Pollack writes insightfully and intelligently, including longer passages for each of the cards of the Major Arcana. She includes reversed meanings and encourages shuffling the deck so as to ensure some cards fall upside down for a reading. She provides two examples for each card, one from A. E. Waite's deck illustrated by Pamela Coleman and the other from various other decks. Pollack notes that when she first wrote her book no one compared the different pictorial representations of various decks. She includes points of agreement and disagreement with interpretations from Waite's "The Pictorial Key to the Tarot", Aleister Crowley's "The Book of Thoth" and other works.
Unlike many contemporary authors on Tarot, Pollack subscribes to the notion that one can use the Tarot not only for interpretation of current circumstances but for seeking advice. She describes how to cast the Celtic cross a descriptive tool which can be used to gain insight into a present situation.
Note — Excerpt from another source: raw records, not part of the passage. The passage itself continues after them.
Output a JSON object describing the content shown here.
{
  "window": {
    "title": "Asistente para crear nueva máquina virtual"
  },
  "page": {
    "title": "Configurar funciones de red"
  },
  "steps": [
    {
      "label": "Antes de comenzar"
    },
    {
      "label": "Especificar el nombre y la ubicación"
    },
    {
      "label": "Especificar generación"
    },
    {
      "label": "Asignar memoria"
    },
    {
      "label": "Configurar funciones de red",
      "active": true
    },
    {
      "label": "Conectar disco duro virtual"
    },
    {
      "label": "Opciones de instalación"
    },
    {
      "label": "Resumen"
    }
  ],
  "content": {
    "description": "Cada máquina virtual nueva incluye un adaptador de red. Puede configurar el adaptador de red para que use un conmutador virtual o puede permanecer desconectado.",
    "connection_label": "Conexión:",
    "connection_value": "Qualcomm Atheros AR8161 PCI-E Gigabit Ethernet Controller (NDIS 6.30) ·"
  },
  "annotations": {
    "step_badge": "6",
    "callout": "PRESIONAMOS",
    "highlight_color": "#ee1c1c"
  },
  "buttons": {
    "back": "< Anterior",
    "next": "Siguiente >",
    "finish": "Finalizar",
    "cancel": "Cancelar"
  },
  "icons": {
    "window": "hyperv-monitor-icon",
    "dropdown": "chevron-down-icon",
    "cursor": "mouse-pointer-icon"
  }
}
She also shares a layout she created that the reader can use to gain insight into possible courses of action regarding work situations. Of the many books I've read on Tarot so far this one is the best.
It gives the historical, mythological, spiritual, etc., meanings and attributions for each major card and also her personal insights and experience. She does the same for the minor cards, however, she doesn't go much into history and myth here but delves into her own experiences and interpretation. She also has GATE cards that allows the reader to get connected to particular cards that elucidate the intrinsic meanings of the suit. I'd love for her to do a book about meditations on the tarot.
To the back of the book there is an exposition on doing divination with the cards and she gives examples of the two spreads she covers to explain them better. Her Work Cycle spread is one with promise although I was left wanting a little more. I can't seem to find a resource where one can learn more about this spread.
There is one thing that I would ask every newbie to do when studying the cards. Get a resource that details occult symbols and colours. See how they fit into the particular cards and then you have a more detailed description of the cards. The meaning of some cards often don't appear in the artwork (figures etc) however the colours (red, orange, black etc) and the symbols (white rose, black staff, circle, etc) will clear up anything you have a question about.
Also, see MK Greer's book: Tarot for youself and Rachael Pollack's new book: The Forest of Souls.
Most Recent Customer Reviews
Could be better organized, a bit verbose by today's standards.
Lots of helpful info, but also a certain amount of outdated psychobabble. Read more
Rachel's book is considered by many to be an "essential read" but I believe that's simply due to the fact that it's old. Read morePublished 14 days ago by Roman Gitlarz
An amazing book that brings the tarot to life... Full of occult history and an elegant writing style, Pollack gives traditional meanings for the cards, but also speaks to the... Read morePublished 14 days ago by Laura Barnes
This book came highly recommended to me, but I am not impressed. I have been reading my own cards for years and wanted to find another perspective but I find it very hard to... Read morePublished 1 month ago by Amazon Customer
This is a really good book to use to learn the secrets of tarot. Never rely on just one source, but this is a great one.Published 1 month ago by Anna Cobb
Book goes off on tangents quite a bit. If you're looking to just get straight forward interpretations to the cards you're pulling then just source youtube videos and don't bother... Read morePublished 1 month ago by Agni Mai
Only a few pages in and there are already several grammatical errors. Great read though! The errors are distracting and stop the flow of the read.Published 1 month ago by Meredith Topmiller